The phrase “Pura Vida” epitomizes Tico culture and lifestyle. You will hear the term before you even leave the airport upon arriving to Costa Rica. I knew about its use before I moved to Costa Rica because any book or website where you read about this country will include an explanation of what it means.
The literal translation
The phrase “Pura Vida” literally translates to “Pure Life” or “Simple Life”. In Spanish, “Pura” also means “pure”, “simply”, “incorrupt”, “just or only”, and “clean”.
When to use the phrase
Much like “No Problem” in Jamaica, “Aloha” in Hawaii, or “Hakuna Matata” in Tanzania, the phrase can be used in multiple situations. Ticos use it to say hello and good-bye. They use it to toast or say thanks. They also use it to express a general sentiment of positivity. For example, if you ask someone how they are doing, they may respond with “Pura Vida!” to mean that they are having a great day. Ticos will use the term to express a feeling of happiness and appreciation.
The phrase even appears in Creativa’s school song. Here is one of the verses:
Me encanta jugar con computadoras
O irme buscando guayabas y moras
En la huerta encontramos mas comida
Frutas de mi labor son pura vida
This translates to:
I love to play with computers
Or go looking for guavas and berries
In the garden we will find more food
The fruits of my labor are pura vida
When I see my children come home from school with their happy mouths colored blue from eating “bocas negras” from the school orchard, I understand what this means. They are living these words. They are living la Pura Vida when they are able to climb a tree to pick berries and fruit to eat.
I have heard some folks use the term as a mantra to ward off negative feelings caused by life’s little mishaps. For example, if you are telling someone that you got on the wrong bus from Puntarenas to Quepos (this actually did happen to me!), you can end the anecdote with a well placed, “Pura Vida!” This is to convey that you will not let a simple thing like a flat tire, broken MacBook Air, or slow wi-fi connection bring you down. It is a way of saying “Relax” or “Chill out”. Whether your are on the beach, or in the cloud forest, or in a volcanic hot spring, living in Costa Rica makes it easy to set the mundane aside.
Its place in Tico culture
For Ticos, Pura Vida means so much more than a cool way to say hello or goodbye. It is a way of life. Costa Rica is one of the happiest countries on the planet. Though it is a developing country that shares borders with its Latin American cousins that have seen strife, rampant poverty, violence, and civil war in the recent years, Costa Rica has been shielded from most of that. Part of Costa Rica’s sheltering from all of that may be the mountain ranges that isolate it from bordering countries, but it also the Tico attitude. After all, this is a country that many years ago decided to disband its military in order to fund health-care, education, and conservation efforts. There is a lot of negativity and suffering in the world. Ticos have chosen to focus on the positive and the beauty around them. They are grateful for being able to live on this planet.

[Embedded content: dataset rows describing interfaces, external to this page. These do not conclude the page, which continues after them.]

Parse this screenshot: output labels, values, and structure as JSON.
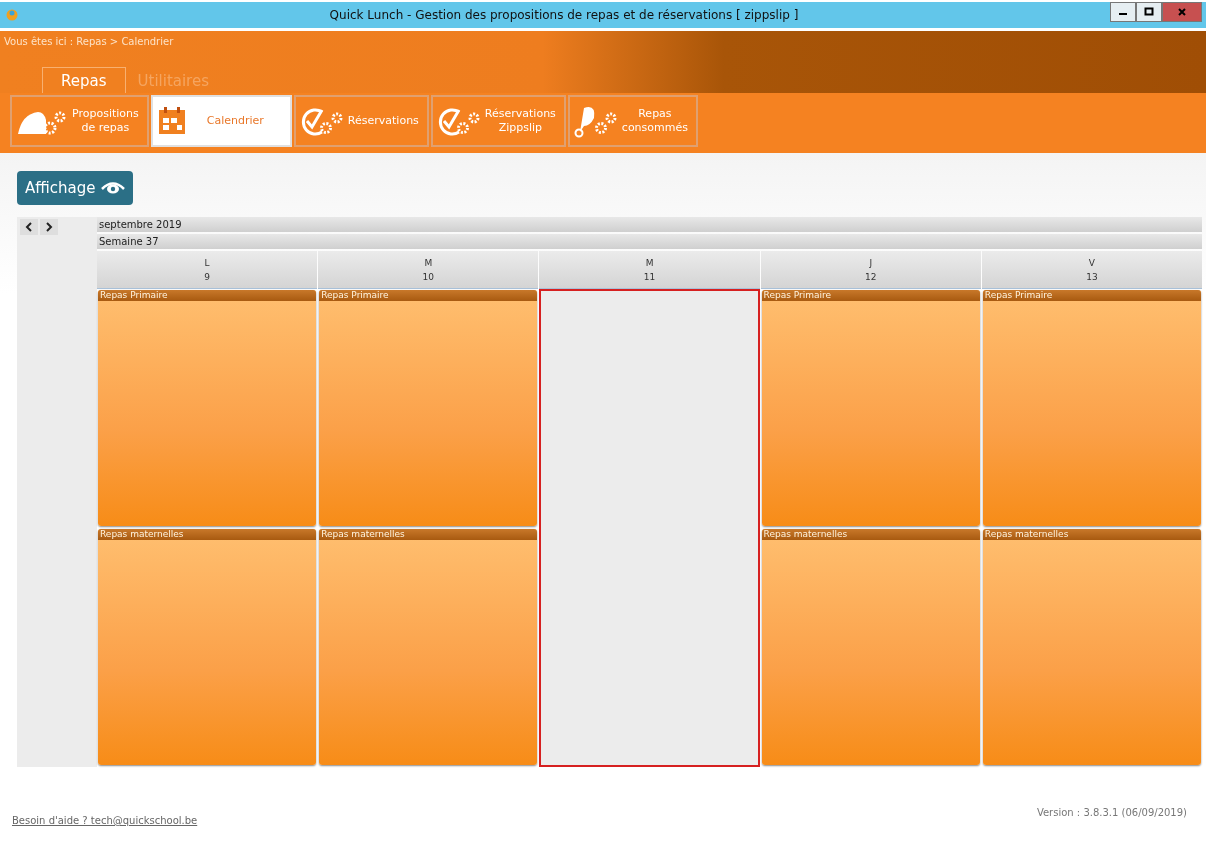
{
  "window": {
    "title": "Quick Lunch - Gestion des propositions de repas et de réservations [ zippslip ]"
  },
  "breadcrumb": "Vous êtes ici :  Repas > Calendrier",
  "tabs": [
    {
      "label": "Repas",
      "selected": true
    },
    {
      "label": "Utilitaires",
      "selected": false
    }
  ],
  "toolbar": [
    {
      "kind": "cloche",
      "label": "Propositions\nde repas",
      "selected": false
    },
    {
      "kind": "calendar",
      "label": "Calendrier",
      "selected": true
    },
    {
      "kind": "check",
      "label": "Réservations",
      "selected": false
    },
    {
      "kind": "check",
      "label": "Réservations\nZippslip",
      "selected": false
    },
    {
      "kind": "drumstick",
      "label": "Repas\nconsommés",
      "selected": false
    }
  ],
  "view_button": {
    "label": "Affichage"
  },
  "calendar": {
    "month": "septembre 2019",
    "week": "Semaine 37",
    "days": [
      {
        "letter": "L",
        "number": "9",
        "selected": false,
        "meals": [
          "Repas Primaire",
          "Repas maternelles"
        ]
      },
      {
        "letter": "M",
        "number": "10",
        "selected": false,
        "meals": [
          "Repas Primaire",
          "Repas maternelles"
        ]
      },
      {
        "letter": "M",
        "number": "11",
        "selected": true
      },
      {
        "letter": "J",
        "number": "12",
        "selected": false,
        "meals": [
          "Repas Primaire",
          "Repas maternelles"
        ]
      },
      {
        "letter": "V",
        "number": "13",
        "selected": false,
        "meals": [
          "Repas Primaire",
          "Repas maternelles"
        ]
      }
    ]
  },
  "footer": {
    "help": "Besoin d'aide ? tech@quickschool.be",
    "version": "Version : 3.8.3.1 (06/09/2019)"
  }
}
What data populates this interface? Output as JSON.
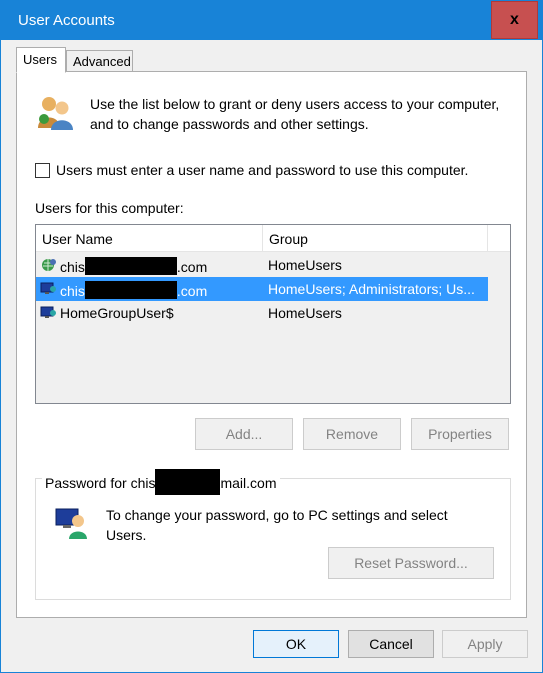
{
  "window": {
    "title": "User Accounts",
    "close_label": "x"
  },
  "tabs": [
    {
      "label": "Users",
      "active": true
    },
    {
      "label": "Advanced",
      "active": false
    }
  ],
  "intro": {
    "icon": "users-icon",
    "text": "Use the list below to grant or deny users access to your computer, and to change passwords and other settings."
  },
  "require_password": {
    "label": "Users must enter a user name and password to use this computer.",
    "checked": false
  },
  "users_list": {
    "label": "Users for this computer:",
    "columns": [
      "User Name",
      "Group"
    ],
    "rows": [
      {
        "name_prefix": "chis",
        "name_suffix": ".com",
        "redacted": true,
        "group": "HomeUsers",
        "selected": false,
        "icon": "user-globe-icon"
      },
      {
        "name_prefix": "chis",
        "name_suffix": ".com",
        "redacted": true,
        "group": "HomeUsers; Administrators; Us...",
        "selected": true,
        "icon": "user-monitor-icon"
      },
      {
        "name_prefix": "HomeGroupUser$",
        "name_suffix": "",
        "redacted": false,
        "group": "HomeUsers",
        "selected": false,
        "icon": "user-monitor-icon"
      }
    ]
  },
  "list_buttons": {
    "add": "Add...",
    "remove": "Remove",
    "properties": "Properties"
  },
  "password_group": {
    "label_prefix": "Password for chis",
    "label_suffix": "mail.com",
    "text": "To change your password, go to PC settings and select Users.",
    "reset_button": "Reset Password..."
  },
  "footer": {
    "ok": "OK",
    "cancel": "Cancel",
    "apply": "Apply"
  },
  "colors": {
    "titlebar": "#1883d7",
    "close": "#c75050",
    "selection": "#3399ff"
  }
}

I don’t mean to imply that life in Costa Rica is perfect or that Ticos turn a blind eye to the suffering that is happening in their neighboring Latin American countries or even within their own communities. But the Pura Vida Tico motto is what motivates them to take the lemons life hands them and make agua fresca instead. Since we have moved here, there have been multiple fundraisers to benefit families in crisis, such as a health calamity or housing problem. Bad things happen in this country, but Ticos will roll up their sleeves and get to helping out their neighbor instead of whining about it. That is Pura Vida!
What it means to me
I used to live my life by my iPhone. On a daily basis I crammed 36-hours worth of work into 24 hours. I was always stressed, rushed, and frustrated. That all changed when I moved to Costa Rica. Once again, I don’t mean to imply that my life is perfect here and I have no problems. That would be a lie. But my attitude about life, time, and people has changed. I have embraced Pura Vida like a glove for my heart. It is much more important to me that I spend time with my children than I make money. I find pleasure in having the opportunity to go out on a hike to one of the most biodiverse eco-systems in the world and then hang out at a coffee shop with wonderful friends, than receiving external validation for my work. I am OK with being 15 minutes late somewhere because I stopped to talk to a friend in need on the street. I do not fly into a rage if one of my children spills hot chocolate on the table, when I can use it as a teaching opportunity instead. Pura Vida has taught me not to sweat the small stuff. I have learned to live in the moment and appreciate everything I have. I have access to clean water, healthy food, and a shelter that keeps the rain out. Pura Vida allows me to forget about the ants in my kitchen, the mud on the soles of my shoes, and the absence of an Apple store in my small town. Instead I focus on the wonderful friends I have made here, the healthier way of life that we have naturally stepped into, and the closer relationship I have forged with my kids. The most wonderful part is knowing that even if I ever do leave Costa Rica, I will take Pura Vida with me no matter where I go. And I want to share the Pura Vida lifestyle with the rest of the world!
What does Pura Vida mean to you? Let me know in the comments below.